Miss Rehana asks the lala guarding the Consulate gates what time they will open. His answer is imprecise but less gruff than usual. She makes her way to the shantytown to purchase some chili pakoras from a snack stand while she waits. Meanwhile, other “Tuesday women” come to the Consulate seeking passage to England as dependents. Most are accompanied by male relatives, but Miss Rehana is alone. As she eats her pakoras, Muhammad Ali, who makes his living conning these women out of their rupees and jewelry, moves toward her despite himself and offers his services as an “advice expert.” “Good advice is rarer than rubies” (6), she replies, telling him that as an orphan, she cannot afford what he has to offer. Entranced by her beauty, Muhammad Ali offers to give her advice for free, saying destiny has brought him to her. She accepts, telling him, “When Fate sends a gift, one receives good fortune” (7).

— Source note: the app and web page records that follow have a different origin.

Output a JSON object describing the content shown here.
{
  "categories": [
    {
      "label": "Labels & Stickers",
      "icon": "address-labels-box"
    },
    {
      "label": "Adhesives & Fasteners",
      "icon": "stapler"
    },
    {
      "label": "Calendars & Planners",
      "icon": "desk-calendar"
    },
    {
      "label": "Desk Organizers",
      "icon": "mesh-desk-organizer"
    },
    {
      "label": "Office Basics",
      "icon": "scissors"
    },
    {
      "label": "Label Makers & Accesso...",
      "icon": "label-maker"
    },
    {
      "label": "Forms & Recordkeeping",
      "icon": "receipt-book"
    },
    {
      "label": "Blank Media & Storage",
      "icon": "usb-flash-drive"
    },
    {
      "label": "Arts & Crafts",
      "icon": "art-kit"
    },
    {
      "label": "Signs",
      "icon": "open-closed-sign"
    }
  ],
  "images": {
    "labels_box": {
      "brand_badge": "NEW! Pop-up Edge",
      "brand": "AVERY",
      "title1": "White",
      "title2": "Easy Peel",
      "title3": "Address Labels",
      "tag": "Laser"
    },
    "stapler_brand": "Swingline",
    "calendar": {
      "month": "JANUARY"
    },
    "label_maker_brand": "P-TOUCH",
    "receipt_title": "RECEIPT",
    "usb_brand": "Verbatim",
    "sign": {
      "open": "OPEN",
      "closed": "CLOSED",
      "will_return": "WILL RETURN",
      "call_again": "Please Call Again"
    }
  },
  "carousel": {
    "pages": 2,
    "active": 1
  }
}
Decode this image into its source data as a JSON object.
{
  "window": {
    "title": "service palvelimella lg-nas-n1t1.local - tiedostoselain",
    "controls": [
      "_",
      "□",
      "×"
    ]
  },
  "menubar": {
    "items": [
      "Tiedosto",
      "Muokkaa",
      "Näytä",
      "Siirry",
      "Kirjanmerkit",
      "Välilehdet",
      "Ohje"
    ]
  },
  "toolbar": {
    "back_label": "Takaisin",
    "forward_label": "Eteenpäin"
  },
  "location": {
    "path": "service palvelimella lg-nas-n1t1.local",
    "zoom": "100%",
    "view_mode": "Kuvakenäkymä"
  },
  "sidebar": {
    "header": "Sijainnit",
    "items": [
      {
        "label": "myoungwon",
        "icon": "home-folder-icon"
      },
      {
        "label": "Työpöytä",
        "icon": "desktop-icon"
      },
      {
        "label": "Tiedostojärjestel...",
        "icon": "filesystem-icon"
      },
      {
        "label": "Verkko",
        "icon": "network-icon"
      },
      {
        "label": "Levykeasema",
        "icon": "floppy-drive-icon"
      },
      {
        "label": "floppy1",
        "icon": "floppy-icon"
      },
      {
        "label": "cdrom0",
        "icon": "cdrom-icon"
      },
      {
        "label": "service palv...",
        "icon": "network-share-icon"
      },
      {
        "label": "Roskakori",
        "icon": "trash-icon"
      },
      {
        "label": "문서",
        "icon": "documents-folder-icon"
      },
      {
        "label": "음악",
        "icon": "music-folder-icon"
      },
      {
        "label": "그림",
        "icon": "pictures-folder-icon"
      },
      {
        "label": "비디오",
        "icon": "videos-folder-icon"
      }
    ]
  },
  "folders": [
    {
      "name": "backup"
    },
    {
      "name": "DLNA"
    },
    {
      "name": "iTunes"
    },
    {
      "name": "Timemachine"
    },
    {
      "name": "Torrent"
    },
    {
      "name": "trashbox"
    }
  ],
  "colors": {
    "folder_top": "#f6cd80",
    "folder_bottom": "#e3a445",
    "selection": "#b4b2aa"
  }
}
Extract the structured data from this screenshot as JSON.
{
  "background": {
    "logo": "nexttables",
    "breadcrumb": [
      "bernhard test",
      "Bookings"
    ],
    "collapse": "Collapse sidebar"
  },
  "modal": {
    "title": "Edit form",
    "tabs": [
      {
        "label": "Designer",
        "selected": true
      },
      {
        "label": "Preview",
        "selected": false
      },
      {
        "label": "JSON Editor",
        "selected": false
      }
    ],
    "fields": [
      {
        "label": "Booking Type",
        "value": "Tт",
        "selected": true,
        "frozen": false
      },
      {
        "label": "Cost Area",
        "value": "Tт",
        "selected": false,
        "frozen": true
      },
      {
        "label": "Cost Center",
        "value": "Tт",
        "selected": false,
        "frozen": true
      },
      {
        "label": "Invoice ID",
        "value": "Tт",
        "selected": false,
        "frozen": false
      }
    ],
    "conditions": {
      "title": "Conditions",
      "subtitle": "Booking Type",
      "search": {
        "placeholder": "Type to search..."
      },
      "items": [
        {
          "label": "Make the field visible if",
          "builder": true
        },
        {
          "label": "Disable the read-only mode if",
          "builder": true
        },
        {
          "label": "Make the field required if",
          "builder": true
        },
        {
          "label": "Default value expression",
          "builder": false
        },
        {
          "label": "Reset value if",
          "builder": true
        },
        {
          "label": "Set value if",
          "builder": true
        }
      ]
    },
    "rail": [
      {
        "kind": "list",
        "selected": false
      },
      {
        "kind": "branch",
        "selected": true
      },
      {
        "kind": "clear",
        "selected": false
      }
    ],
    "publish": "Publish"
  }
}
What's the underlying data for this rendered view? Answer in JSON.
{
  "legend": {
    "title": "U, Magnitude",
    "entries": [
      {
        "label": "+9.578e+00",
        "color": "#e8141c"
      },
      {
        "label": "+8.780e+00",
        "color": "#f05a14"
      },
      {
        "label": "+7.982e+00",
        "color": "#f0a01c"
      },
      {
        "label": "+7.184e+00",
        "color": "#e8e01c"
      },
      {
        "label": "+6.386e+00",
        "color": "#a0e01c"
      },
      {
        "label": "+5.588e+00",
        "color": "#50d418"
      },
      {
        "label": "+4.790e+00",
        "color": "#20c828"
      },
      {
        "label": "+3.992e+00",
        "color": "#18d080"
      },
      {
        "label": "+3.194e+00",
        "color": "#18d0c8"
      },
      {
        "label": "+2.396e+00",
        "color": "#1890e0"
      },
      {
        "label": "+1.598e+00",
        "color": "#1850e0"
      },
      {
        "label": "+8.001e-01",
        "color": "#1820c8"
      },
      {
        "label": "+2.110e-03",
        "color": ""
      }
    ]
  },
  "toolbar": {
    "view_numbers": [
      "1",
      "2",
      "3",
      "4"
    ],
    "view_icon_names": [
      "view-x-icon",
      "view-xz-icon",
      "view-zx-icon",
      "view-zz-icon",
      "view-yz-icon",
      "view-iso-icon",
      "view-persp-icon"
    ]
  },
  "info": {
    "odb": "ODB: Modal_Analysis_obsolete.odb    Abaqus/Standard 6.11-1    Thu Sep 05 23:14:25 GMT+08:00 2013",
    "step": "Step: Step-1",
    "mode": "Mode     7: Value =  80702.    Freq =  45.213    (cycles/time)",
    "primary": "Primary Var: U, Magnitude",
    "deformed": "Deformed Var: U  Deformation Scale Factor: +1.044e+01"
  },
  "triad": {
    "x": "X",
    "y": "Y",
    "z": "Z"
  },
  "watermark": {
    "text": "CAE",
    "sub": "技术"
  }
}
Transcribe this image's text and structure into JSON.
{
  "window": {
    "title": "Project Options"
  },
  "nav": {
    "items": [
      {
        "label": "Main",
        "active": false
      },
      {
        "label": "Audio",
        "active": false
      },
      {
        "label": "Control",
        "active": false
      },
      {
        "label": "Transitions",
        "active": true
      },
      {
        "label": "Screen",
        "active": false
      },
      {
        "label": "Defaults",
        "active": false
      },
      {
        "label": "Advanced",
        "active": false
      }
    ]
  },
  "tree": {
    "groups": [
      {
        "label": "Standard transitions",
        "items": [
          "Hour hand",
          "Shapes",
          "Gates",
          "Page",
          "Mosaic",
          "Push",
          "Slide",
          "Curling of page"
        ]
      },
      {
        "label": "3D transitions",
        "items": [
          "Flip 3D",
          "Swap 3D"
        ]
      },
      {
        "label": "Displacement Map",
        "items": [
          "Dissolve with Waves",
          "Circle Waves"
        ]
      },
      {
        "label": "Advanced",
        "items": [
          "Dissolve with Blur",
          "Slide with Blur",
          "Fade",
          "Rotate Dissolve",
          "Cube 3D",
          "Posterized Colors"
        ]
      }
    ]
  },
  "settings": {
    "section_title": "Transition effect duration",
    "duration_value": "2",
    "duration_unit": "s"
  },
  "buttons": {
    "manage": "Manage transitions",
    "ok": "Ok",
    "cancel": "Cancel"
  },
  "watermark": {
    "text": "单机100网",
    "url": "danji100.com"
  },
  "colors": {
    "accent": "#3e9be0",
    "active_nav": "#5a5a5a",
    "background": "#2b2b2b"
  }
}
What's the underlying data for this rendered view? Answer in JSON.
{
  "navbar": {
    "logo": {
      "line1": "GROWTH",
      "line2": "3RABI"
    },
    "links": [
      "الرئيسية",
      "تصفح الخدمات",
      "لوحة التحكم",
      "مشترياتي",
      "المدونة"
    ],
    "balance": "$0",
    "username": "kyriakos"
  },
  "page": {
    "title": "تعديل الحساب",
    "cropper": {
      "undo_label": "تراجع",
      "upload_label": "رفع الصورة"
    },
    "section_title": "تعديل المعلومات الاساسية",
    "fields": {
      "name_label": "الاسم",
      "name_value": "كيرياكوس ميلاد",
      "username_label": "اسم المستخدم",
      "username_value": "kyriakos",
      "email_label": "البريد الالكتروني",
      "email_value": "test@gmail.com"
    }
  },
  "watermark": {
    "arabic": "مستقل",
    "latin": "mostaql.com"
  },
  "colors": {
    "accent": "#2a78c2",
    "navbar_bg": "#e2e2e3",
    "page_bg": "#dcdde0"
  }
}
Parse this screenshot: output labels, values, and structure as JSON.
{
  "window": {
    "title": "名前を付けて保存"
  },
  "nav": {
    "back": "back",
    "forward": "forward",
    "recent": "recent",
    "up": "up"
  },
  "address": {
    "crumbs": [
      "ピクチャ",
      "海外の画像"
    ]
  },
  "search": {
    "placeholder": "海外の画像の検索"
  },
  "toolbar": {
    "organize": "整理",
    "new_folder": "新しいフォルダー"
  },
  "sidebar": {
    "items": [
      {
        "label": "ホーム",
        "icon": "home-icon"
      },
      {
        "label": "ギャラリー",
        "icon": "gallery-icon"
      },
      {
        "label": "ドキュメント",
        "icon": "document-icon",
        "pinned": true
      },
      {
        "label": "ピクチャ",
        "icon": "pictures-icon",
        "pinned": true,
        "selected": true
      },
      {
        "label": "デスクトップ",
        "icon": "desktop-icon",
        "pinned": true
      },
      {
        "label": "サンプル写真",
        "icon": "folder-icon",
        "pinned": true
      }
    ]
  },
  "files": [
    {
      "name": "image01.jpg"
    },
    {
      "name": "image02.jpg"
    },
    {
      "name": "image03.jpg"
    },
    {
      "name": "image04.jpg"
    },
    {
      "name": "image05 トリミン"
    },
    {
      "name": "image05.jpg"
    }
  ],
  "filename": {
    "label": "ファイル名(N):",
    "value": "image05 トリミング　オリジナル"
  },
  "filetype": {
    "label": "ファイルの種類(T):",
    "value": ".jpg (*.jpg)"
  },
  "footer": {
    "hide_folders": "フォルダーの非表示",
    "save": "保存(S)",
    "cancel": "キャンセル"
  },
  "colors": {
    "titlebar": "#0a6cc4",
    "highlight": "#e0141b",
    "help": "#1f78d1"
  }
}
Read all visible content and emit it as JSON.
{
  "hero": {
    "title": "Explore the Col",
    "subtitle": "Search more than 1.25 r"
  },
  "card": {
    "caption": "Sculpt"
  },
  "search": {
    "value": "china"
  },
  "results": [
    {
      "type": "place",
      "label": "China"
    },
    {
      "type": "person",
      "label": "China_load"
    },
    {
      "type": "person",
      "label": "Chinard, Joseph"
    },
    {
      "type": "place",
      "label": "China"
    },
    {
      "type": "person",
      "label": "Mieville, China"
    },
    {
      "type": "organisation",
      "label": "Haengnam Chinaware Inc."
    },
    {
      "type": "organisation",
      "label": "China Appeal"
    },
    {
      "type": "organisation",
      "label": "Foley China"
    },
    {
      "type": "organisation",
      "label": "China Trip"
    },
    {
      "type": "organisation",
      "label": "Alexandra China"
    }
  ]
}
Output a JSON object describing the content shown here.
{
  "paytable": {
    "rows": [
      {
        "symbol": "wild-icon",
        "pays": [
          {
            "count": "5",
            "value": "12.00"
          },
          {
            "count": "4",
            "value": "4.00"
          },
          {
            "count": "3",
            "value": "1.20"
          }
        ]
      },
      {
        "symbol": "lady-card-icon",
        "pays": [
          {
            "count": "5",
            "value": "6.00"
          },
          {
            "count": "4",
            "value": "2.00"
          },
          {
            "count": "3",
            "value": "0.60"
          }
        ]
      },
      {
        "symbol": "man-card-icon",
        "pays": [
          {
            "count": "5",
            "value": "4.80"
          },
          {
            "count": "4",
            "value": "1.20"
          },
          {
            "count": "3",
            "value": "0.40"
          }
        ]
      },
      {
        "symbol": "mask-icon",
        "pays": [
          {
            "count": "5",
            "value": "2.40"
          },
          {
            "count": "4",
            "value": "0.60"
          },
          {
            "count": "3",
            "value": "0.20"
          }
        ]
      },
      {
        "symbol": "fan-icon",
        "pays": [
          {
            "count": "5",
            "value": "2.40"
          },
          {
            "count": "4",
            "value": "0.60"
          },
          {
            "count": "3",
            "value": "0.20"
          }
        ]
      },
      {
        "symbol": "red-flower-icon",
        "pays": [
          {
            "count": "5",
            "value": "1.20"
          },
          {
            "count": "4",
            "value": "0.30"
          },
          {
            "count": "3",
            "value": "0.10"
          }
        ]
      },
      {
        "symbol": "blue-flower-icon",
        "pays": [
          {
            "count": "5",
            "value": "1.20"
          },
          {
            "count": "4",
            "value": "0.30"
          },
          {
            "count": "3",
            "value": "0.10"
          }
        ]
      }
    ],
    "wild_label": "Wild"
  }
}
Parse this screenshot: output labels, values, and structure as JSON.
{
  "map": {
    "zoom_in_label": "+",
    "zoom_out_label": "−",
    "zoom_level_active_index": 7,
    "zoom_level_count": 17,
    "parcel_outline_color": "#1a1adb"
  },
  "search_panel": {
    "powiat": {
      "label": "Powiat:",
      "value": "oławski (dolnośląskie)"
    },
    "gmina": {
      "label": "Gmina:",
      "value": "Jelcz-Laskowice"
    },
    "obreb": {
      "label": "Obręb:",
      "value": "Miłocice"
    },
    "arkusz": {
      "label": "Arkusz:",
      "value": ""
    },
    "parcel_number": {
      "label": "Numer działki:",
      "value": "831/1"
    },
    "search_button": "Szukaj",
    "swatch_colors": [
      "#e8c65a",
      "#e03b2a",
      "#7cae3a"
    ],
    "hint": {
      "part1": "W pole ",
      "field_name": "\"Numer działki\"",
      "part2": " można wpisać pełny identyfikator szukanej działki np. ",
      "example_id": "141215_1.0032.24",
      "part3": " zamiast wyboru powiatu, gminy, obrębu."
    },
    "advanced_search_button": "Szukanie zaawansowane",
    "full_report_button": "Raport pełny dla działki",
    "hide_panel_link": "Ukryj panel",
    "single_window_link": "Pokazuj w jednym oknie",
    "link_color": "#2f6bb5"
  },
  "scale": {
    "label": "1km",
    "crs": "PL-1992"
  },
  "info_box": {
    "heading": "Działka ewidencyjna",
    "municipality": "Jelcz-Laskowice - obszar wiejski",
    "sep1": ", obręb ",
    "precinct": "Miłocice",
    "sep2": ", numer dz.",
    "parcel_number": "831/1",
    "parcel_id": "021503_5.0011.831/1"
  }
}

He guides her to his office, a small desk within the shantytown. Other male residents of the shantytown look on with what Muhammad Ali considers to be envy. He asks her name, and she provides it, adding that she is betrothed to one Mustafa Dar of “Bradford, London.” Muhammad Ali corrects her, telling her that London is a town. He asks to see her application for a permit to travel to London, and as she passes her papers to Muhammad Ali, she seems anxious. Muhammad Ali tells her that her papers look correct, and she readies herself to leave. However, Muhammad Ali pleads that she stay, telling her the process won’t be as easy as she might imagine. He explains that the sahibs at the Consulate believe Tuesday women attempt to gain passage to England through dishonest means and therefore ask them a litany of invasive, crude questions. He tells her that Mustafa Dar has already answered these questions and that she will not receive her permit if her responses diverge from his.

Normally, this is the moment Muhammad Ali promises he can grant passage to England for a fee. This time (and once again despite himself), Muhammad Ali tells Miss Rehana “his greatest secret” (11): that he has a British passport. Shocked that he would suggest she commit a crime, she denies his gift and tells him his advice is not good: She would rather not reinforce the already low opinion the sahibs have of the Tuesday women.

Frustrated, Muhammad Ali calls her a “fool” as she walks away, but she nevertheless enters the Consulate. Muhammad Ali waits for her to emerge against his better judgment. When she finally exits the gates, she is calm, and Muhammad believes she has passed the rigorous questioning. He congratulates her, and she offers to buy him some pakoras to thank him. Together, they walk back toward the snack stand and the bus.

As they sit together eating their pakoras, Miss Rehana explains her relationship to Mustafa Dar. The marriage was arranged when she was only nine—and Mustafa 30. In the years since then, her parents died and Mustafa moved to England, promising to send for her eventually. Muhammad Ali tells Miss Rehana that she may come to love Mustafa once she spends time with him. Miss Rehana asks Muhammad Ali why he assumes she was granted passage to England, as she did not answer the questions correctly. Muhammad Ali is upset and tells her that even if she wanted the passport he could offer, she could no longer take it now that they’ve filed and denied her application. He asks what she will do, and she tells him she will go back to Lahore, where she is an ayah (nursemaid) to three children. She advises him not to be “sad,” and the smile she offers as she leaves strikes him as supremely “happy.”